The first border crossing is easy, and it's a real pleasure to deal with Chilean police and customs folks: so fast, efficient and friendly. In thirty minutes we have all the papers done to exit Argentina and enter Chile, including the car permit and the agriculture stamp for the dogs. Of course it helps that this time we have all the official papers with us: we learned the lesson from our entry into Chile from Peru! The Chilean customs officer asks why we chose to visit Patagonia in winter. I answer that it's just the timing of our trip and we didn't want to listen to all the people who said that it was the worst time to come. He smiles and says that it's actually the best time to come because the landscapes and colors are far more beautiful: this is the real face of Patagonia. The words of a wise man.
We continue the journey through Patagonia for a few hours until the road ends abruptly into the sea. A sign confirms that this is the strait of Magellan, the spot where we need to take the ferry. I step out of the car and get instantly frozen by the strongest and coldest wind I have ever experienced. The next available ferry is at 2.30pm so we buy lunch at the local 'comedor' - a hot and hearty meal, exactly what we needed.
Getting onboard the ferry, one of the crew members sees our license plate and asks where we are from, then starts singing in English: "If you're going to San Francisco..." There is definitely something unique about the hospitality and positive energy of Chilean people!
The ferry ride is epic with rough sea conditions and strong gusty wind under a clear blue sky. Twenty minutes later our wheels touch the soil of the legendary Tierra de Fuego!
Soon the asphalt disappears and gives way to a bumpy gravel road with some snowy and icy sections. The jerrycan I bought this morning is not airtight so the cockpit of our car stinks of gasoline, and the outside temperature is just about freezing. We make a stop to empty the jerrycan's contents in the car's tank. I use a plastic bottle and a swiss army knife to create a McGiver-style funnel. Within the 5 minutes it takes to pour the 20 liters the icy wind steals every calorie from my fingers to the point where I can't feel them anymore.

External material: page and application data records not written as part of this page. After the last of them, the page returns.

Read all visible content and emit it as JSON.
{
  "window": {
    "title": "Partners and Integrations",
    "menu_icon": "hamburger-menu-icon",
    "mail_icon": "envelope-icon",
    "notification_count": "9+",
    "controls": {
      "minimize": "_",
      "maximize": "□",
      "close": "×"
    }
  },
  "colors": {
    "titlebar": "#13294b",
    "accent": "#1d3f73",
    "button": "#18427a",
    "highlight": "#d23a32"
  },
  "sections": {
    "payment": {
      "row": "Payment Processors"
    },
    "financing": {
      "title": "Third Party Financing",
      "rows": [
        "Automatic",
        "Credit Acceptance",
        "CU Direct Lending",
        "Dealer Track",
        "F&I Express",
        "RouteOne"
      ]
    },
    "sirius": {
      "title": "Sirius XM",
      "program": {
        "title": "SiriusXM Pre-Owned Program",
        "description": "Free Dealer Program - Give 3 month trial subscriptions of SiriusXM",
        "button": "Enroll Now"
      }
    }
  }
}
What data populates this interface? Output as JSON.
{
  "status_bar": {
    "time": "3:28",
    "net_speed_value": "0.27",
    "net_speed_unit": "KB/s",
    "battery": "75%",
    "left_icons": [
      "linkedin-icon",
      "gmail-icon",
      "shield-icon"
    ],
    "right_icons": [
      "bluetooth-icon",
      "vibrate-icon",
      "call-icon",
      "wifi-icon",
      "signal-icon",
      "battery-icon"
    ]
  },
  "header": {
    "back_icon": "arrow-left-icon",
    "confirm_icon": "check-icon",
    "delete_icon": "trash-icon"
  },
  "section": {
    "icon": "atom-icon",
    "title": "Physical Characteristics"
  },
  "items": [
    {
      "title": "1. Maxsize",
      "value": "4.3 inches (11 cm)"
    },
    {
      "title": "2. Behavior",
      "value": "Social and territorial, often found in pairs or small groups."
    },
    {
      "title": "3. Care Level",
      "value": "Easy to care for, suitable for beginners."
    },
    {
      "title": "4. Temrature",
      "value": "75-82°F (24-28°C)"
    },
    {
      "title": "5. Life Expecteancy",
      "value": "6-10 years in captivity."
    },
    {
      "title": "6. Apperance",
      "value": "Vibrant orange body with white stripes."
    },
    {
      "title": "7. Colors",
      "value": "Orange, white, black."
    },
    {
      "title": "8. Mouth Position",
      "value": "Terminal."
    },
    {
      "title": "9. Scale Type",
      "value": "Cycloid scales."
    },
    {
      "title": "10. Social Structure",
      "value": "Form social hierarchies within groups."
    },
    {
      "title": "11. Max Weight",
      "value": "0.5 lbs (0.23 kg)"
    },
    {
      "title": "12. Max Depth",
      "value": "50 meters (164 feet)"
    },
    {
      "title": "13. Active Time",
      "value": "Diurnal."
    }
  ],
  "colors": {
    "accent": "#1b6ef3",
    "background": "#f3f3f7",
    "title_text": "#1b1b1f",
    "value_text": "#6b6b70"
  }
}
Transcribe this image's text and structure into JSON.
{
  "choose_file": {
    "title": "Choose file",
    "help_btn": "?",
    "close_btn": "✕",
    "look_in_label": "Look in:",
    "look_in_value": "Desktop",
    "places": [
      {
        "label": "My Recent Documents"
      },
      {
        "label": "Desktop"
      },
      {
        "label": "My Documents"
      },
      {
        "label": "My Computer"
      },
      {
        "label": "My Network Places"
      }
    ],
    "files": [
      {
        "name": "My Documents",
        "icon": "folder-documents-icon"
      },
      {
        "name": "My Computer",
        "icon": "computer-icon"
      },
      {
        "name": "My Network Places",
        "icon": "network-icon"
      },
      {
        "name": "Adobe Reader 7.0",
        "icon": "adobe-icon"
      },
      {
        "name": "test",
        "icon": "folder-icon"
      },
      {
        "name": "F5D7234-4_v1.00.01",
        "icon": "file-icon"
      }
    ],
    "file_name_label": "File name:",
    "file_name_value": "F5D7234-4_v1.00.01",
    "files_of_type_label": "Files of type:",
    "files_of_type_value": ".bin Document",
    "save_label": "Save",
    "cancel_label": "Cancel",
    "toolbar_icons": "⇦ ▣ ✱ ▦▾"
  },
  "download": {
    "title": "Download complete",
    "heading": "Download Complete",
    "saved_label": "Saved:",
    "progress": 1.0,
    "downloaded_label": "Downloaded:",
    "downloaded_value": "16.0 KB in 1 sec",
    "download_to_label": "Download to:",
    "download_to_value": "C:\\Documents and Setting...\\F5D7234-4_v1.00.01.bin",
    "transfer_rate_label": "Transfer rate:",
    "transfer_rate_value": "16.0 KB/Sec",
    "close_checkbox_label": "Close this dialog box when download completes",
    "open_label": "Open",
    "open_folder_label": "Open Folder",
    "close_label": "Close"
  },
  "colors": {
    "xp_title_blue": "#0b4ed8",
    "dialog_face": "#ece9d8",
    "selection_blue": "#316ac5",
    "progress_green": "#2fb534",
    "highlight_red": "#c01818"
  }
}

We arrive at the San Sebastian border crossing after sunset. Fortunately the formalities are a breeze: we're back into Argentina with a new car permit in about 30 minutes. It is now pitch black. The road is paved but frost and ice are definitely part of the landscape. Río Grande, then Tolhuin... by now the road is covered in a white coat. We stop for gas. The guy at the pump confirms that the mountain pass (called Paso Garibaldi) is open and that I can drive there without even putting the snowchains on. The Universe is conspiring to help us get to Ushuaia tonight!
Paso Garibaldi is very impressive. Although there is no snowfall the wind at the summit is blowing clouds of snowdust on the road. It's not really dangerous as long as you drive slowly and carefully but I can imagine that in a snowstorm the situation would be very different!
Right around midnight we arrive in Usuaia and enjoy the city lights, wondering what the place will look like tomorrow morning. More than 16 hours have passed since we first left Río Gallegos (12 hours since we left for the second time with a full tank of gas). The hotel room is comfortable and warm, like a mountain cabin. Finding sleep is easy, except for this high-pitch voice in my head that keeps repeating: "You are in Ushuaia"!